The handsome schooner Californian, built in San Diego in 1984, is the official tall ship of the State of California.

I live in downtown San Diego and love to walk around with my camera! You can follow Cool San Diego Sights via Facebook or Twitter!

Sails, ships and beauty on San Diego Bay!

It was a perfect January day on San Diego Bay. Not a cloud in the blue sky, very little haze, a comfy 70 degrees. No jacket required!

As a member of the Maritime Museum of San Diego, I have a couple of free tickets for harbor tours aboard the museum’s historic Pilot boat. I used one of those tickets this afternoon!

These photographs on the water show a little of why so many people love San Diego.

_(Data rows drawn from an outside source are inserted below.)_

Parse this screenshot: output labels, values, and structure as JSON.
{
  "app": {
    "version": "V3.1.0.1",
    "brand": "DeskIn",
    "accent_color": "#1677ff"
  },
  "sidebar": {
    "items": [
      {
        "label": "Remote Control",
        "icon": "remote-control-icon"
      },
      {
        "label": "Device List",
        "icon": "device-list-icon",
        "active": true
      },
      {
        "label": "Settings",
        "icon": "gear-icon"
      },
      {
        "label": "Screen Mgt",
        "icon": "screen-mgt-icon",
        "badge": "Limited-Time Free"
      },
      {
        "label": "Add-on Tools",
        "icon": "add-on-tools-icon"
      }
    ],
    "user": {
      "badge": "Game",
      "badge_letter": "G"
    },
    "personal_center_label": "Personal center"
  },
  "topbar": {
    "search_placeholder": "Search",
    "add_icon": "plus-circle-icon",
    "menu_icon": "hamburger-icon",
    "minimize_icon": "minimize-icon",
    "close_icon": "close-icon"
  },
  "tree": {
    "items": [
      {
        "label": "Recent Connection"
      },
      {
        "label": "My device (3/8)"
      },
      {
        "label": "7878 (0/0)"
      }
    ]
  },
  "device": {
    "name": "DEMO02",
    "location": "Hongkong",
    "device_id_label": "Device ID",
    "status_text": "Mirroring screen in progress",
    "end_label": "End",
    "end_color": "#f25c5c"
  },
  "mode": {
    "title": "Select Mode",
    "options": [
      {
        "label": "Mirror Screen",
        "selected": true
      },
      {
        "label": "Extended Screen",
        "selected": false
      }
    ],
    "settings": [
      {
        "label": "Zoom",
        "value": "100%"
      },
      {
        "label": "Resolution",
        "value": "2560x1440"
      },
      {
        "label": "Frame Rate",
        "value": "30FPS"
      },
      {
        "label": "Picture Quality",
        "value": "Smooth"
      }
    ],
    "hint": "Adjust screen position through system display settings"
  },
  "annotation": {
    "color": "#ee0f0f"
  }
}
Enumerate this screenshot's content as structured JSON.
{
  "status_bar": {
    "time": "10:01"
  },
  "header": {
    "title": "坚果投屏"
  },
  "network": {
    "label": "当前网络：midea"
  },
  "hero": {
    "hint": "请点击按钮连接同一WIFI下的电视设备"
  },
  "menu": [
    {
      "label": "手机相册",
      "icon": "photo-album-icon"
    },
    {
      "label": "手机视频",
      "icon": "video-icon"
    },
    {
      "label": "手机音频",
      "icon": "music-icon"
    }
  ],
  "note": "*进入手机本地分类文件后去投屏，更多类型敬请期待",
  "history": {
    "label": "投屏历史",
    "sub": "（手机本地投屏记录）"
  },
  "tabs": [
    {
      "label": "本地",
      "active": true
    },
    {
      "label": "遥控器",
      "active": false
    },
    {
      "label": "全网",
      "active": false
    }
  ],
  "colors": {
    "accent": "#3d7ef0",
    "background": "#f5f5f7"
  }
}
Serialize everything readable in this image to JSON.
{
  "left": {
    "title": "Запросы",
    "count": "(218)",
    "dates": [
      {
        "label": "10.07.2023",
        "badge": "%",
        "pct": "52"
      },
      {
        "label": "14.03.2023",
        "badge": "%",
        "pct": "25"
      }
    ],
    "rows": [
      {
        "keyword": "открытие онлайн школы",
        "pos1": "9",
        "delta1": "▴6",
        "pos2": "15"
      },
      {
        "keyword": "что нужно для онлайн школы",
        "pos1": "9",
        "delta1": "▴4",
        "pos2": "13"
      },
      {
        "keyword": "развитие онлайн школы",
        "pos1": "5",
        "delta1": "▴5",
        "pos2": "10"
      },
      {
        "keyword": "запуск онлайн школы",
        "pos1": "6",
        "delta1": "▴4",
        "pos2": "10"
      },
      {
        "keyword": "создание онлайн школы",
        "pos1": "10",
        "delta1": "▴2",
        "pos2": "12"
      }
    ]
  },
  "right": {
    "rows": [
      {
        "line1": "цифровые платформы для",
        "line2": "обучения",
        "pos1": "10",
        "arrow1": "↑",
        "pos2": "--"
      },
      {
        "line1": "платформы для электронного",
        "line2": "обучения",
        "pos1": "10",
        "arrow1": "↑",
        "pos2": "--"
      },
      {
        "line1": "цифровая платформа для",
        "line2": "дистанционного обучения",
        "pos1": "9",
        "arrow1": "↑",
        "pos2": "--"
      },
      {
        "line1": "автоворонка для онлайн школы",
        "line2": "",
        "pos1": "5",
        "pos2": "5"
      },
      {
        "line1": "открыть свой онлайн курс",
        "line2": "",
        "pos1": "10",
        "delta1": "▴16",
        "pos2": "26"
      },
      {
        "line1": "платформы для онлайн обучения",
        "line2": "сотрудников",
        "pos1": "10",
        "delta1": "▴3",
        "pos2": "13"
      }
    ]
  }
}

I’ve provided details about the historic Pilot boat and this harbor tour in the past. See that old blog post here.

I’ve also blogged about many of the unique sights one can see on San Diego Bay. You can check out a couple of those fascinating posts here and here.

Today I wanted to relax, not take notes.

Simply take in the beauty.

I live in downtown San Diego and love to walk around with my camera! You can follow Cool San Diego Sights via Facebook or Twitter!

You can easily explore Cool San Diego Sights by using the search box on my blog’s sidebar. Or click a tag! There are thousands upon thousands of photos for you to enjoy!